Friday's Visual Treat - Day 5/ Haute Couture Inspired by Flora, Designed by Jean Paul Gautier
There were many responses to yesterday's visual treat (silk dress with hand-painted purple irises by Valentino); quite a few were enchanted by the sensual elegance of the garments and accessories, particularly the extravagant head-wear, and others found themselves reminiscing about the past. One reply in particular was quite moving: 'Ohhh my gosh, I love the dress with the irises! It brings back wonderful memories of the dress I wore to my high school prom. We didn't have the money to buy a new dress, so I drew out what I wanted and my mom sewed it. Together on those cold MI winter nights we embroidered a smaller spray of flowers than the irises pictured on the front and back of the gown. I wish I still had that dress.'

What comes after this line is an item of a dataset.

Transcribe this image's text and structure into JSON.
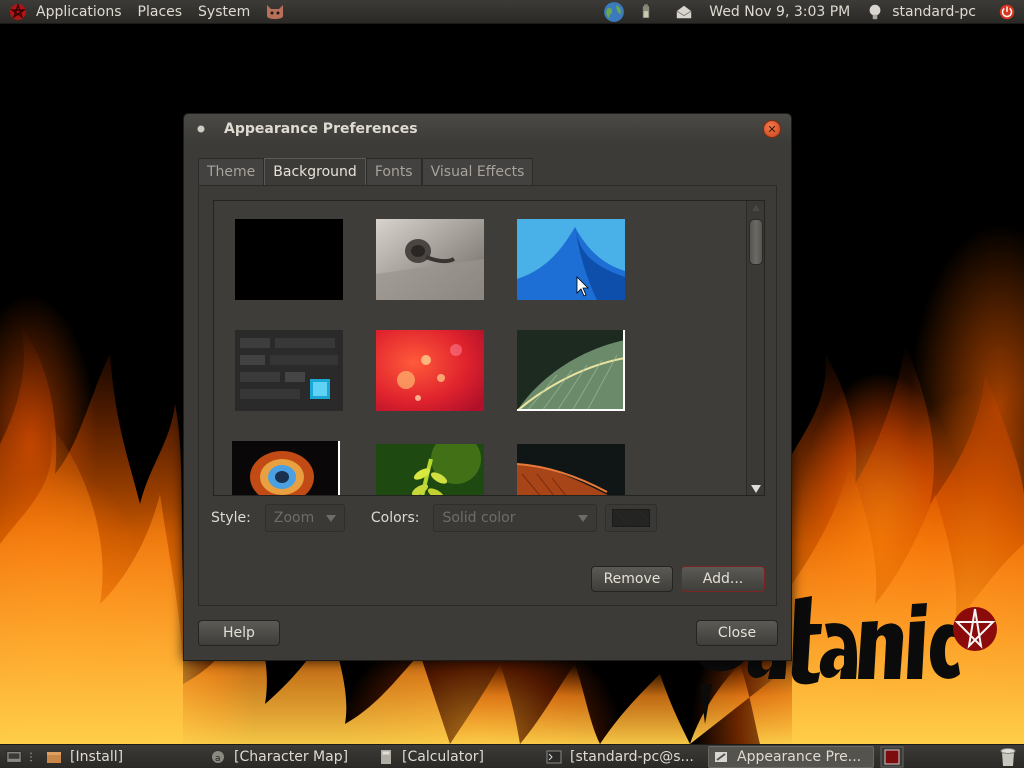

Haute Couture preserves the almost timeless tradition of custom-fit and individualization. A client meets with the designer (or his representative who is usually a trusted aide or design accomplice) and discusses the changes; deciding on her choices of fabrics and embellishments/trims/accessories, through multiple fittings and alterations; the lengthy and highly personal sittings in which intimate matters are sometimes discussed: How will I look in this dress; sexy, youthful, desirable, confident, stately?? will it cover my skinny legs; make me seem to have breasts, a lush tush, etc etc. Will I be remembered? In the fitting room, away from the lights/cameras/press/a legion of assistants/trappings of power and privilege/husbands/jealous girlfriends, it is really a heart-to-heart discussion between two individuals about our fears and insecurities, our dreams and desires, our constants and landmarks, and the means of getting from here to there; it is the process of allowing and facilitating the inner beauty of our beings to come forth and crystallize as our outer self. My mother's first cousin, Alicia Alpuche, was a seamstress in a charming grey cottage by the creek in a small town surrounded by gardens filled with orange trees and bounded by endless fields of sugar-cane plants. After the harvest and once the farmers had been paid, their wives and girlfriends and daughters would all visit her tiny workroom in giggling, nervous groups of two and three, carrying carefully folded packages of shiny fabric and trims, and sometimes clutching heavily-creased gossip magazines showing painted and pouty screen actresses in attractive ensembles. Ms Alicia (as she was always known to me) would carefully and patiently pull forth their dreams of being pretty and graceful, of appearing less country and more of a big-city sophisticate, of attracting a boyfriend at the county fair or upcoming quinceanara. She carefully and meticulously created garments that when worn would make the girls (and women) forget their loose tummies, pear-shaped bodies, knock-knees and skinny arms; instead they felt beautiful and confident and as sexy as the soap-opera stars and sultry singers whose images still haunt our collective memories and dreams.
This week's visual treats (on the theme of haute couture inspired by flora) is dedicated to the memory of my cousin Alicia Alpuche.
PS: Thanks for reading the blog and for being a design-obsessed peep. Enjoy a wonderful weekend and keep believing and experiencing your own inner beauty.